DATA IN THIS EXERCISE Start Marker

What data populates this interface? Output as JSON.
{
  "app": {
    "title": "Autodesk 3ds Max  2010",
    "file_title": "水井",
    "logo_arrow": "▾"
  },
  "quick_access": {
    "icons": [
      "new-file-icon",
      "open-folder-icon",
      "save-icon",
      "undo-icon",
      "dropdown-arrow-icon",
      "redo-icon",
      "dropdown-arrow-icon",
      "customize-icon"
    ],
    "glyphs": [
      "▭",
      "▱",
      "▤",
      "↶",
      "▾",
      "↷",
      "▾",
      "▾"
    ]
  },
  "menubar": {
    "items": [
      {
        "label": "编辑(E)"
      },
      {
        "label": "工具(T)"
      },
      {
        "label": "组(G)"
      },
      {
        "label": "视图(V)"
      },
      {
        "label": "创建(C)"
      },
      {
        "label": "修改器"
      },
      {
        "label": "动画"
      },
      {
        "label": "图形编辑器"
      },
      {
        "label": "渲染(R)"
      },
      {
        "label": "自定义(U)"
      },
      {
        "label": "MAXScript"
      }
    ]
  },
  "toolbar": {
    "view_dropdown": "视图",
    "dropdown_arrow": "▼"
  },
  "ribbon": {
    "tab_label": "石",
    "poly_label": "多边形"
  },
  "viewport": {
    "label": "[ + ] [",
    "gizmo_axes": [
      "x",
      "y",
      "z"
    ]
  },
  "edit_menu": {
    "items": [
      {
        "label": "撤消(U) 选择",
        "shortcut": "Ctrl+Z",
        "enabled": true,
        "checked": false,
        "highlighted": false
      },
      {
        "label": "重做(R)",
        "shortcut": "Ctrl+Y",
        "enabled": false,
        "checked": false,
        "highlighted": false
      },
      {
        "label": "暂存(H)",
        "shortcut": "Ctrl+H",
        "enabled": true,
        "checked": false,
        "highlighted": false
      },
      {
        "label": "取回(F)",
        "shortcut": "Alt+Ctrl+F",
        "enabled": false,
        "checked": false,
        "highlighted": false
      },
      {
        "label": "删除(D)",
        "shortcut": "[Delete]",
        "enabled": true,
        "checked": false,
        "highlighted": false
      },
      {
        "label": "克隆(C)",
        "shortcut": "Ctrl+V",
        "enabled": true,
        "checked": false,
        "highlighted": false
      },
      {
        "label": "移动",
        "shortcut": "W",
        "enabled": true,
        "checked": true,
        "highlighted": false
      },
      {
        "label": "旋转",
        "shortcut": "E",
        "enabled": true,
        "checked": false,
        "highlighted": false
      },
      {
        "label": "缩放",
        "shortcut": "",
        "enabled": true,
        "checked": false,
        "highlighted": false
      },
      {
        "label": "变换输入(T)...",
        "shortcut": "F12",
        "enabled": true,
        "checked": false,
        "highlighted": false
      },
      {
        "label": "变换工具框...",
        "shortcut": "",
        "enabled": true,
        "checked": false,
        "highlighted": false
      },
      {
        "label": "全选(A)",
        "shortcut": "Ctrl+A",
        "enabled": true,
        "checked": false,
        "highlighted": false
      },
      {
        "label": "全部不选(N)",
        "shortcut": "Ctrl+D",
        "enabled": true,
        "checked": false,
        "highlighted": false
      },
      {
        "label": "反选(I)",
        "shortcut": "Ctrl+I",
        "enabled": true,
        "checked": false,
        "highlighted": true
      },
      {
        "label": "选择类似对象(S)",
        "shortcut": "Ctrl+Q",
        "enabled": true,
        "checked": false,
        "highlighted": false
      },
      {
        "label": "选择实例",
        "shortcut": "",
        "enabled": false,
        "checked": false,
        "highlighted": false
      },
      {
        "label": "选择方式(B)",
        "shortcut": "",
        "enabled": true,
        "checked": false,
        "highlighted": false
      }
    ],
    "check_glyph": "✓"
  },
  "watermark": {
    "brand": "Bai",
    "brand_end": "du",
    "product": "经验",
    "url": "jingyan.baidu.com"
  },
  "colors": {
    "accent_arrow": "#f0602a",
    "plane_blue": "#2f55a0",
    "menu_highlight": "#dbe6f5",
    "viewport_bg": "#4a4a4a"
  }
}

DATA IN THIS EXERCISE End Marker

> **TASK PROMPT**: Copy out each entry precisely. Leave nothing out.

> **ANSWER TO THIS PROBLEM**:
What data populates this interface? Output as JSON.
{
  "app": {
    "title": "Autodesk 3ds Max  2010",
    "file_title": "水井",
    "logo_arrow": "▾"
  },
  "quick_access": {
    "icons": [
      "new-file-icon",
      "open-folder-icon",
      "save-icon",
      "undo-icon",
      "dropdown-arrow-icon",
      "redo-icon",
      "dropdown-arrow-icon",
      "customize-icon"
    ],
    "glyphs": [
      "▭",
      "▱",
      "▤",
      "↶",
      "▾",
      "↷",
      "▾",
      "▾"
    ]
  },
  "menubar": {
    "items": [
      {
        "label": "编辑(E)"
      },
      {
        "label": "工具(T)"
      },
      {
        "label": "组(G)"
      },
      {
        "label": "视图(V)"
      },
      {
        "label": "创建(C)"
      },
      {
        "label": "修改器"
      },
      {
        "label": "动画"
      },
      {
        "label": "图形编辑器"
      },
      {
        "label": "渲染(R)"
      },
      {
        "label": "自定义(U)"
      },
      {
        "label": "MAXScript"
      }
    ]
  },
  "toolbar": {
    "view_dropdown": "视图",
    "dropdown_arrow": "▼"
  },
  "ribbon": {
    "tab_label": "石",
    "poly_label": "多边形"
  },
  "viewport": {
    "label": "[ + ] [",
    "gizmo_axes": [
      "x",
      "y",
      "z"
    ]
  },
  "edit_menu": {
    "items": [
      {
        "label": "撤消(U) 选择",
        "shortcut": "Ctrl+Z",
        "enabled": true,
        "checked": false,
        "highlighted": false
      },
      {
        "label": "重做(R)",
        "shortcut": "Ctrl+Y",
        "enabled": false,
        "checked": false,
        "highlighted": false
      },
      {
        "label": "暂存(H)",
        "shortcut": "Ctrl+H",
        "enabled": true,
        "checked": false,
        "highlighted": false
      },
      {
        "label": "取回(F)",
        "shortcut": "Alt+Ctrl+F",
        "enabled": false,
        "checked": false,
        "highlighted": false
      },
      {
        "label": "删除(D)",
        "shortcut": "[Delete]",
        "enabled": true,
        "checked": false,
        "highlighted": false
      },
      {
        "label": "克隆(C)",
        "shortcut": "Ctrl+V",
        "enabled": true,
        "checked": false,
        "highlighted": false
      },
      {
        "label": "移动",
        "shortcut": "W",
        "enabled": true,
        "checked": true,
        "highlighted": false
      },
      {
        "label": "旋转",
        "shortcut": "E",
        "enabled": true,
        "checked": false,
        "highlighted": false
      },
      {
        "label": "缩放",
        "shortcut": "",
        "enabled": true,
        "checked": false,
        "highlighted": false
      },
      {
        "label": "变换输入(T)...",
        "shortcut": "F12",
        "enabled": true,
        "checked": false,
        "highlighted": false
      },
      {
        "label": "变换工具框...",
        "shortcut": "",
        "enabled": true,
        "checked": false,
        "highlighted": false
      },
      {
        "label": "全选(A)",
        "shortcut": "Ctrl+A",
        "enabled": true,
        "checked": false,
        "highlighted": false
      },
      {
        "label": "全部不选(N)",
        "shortcut": "Ctrl+D",
        "enabled": true,
        "checked": false,
        "highlighted": false
      },
      {
        "label": "反选(I)",
        "shortcut": "Ctrl+I",
        "enabled": true,
        "checked": false,
        "highlighted": true
      },
      {
        "label": "选择类似对象(S)",
        "shortcut": "Ctrl+Q",
        "enabled": true,
        "checked": false,
        "highlighted": false
      },
      {
        "label": "选择实例",
        "shortcut": "",
        "enabled": false,
        "checked": false,
        "highlighted": false
      },
      {
        "label": "选择方式(B)",
        "shortcut": "",
        "enabled": true,
        "checked": false,
        "highlighted": false
      }
    ],
    "check_glyph": "✓"
  },
  "watermark": {
    "brand": "Bai",
    "brand_end": "du",
    "product": "经验",
    "url": "jingyan.baidu.com"
  },
  "colors": {
    "accent_arrow": "#f0602a",
    "plane_blue": "#2f55a0",
    "menu_highlight": "#dbe6f5",
    "viewport_bg": "#4a4a4a"
  }
}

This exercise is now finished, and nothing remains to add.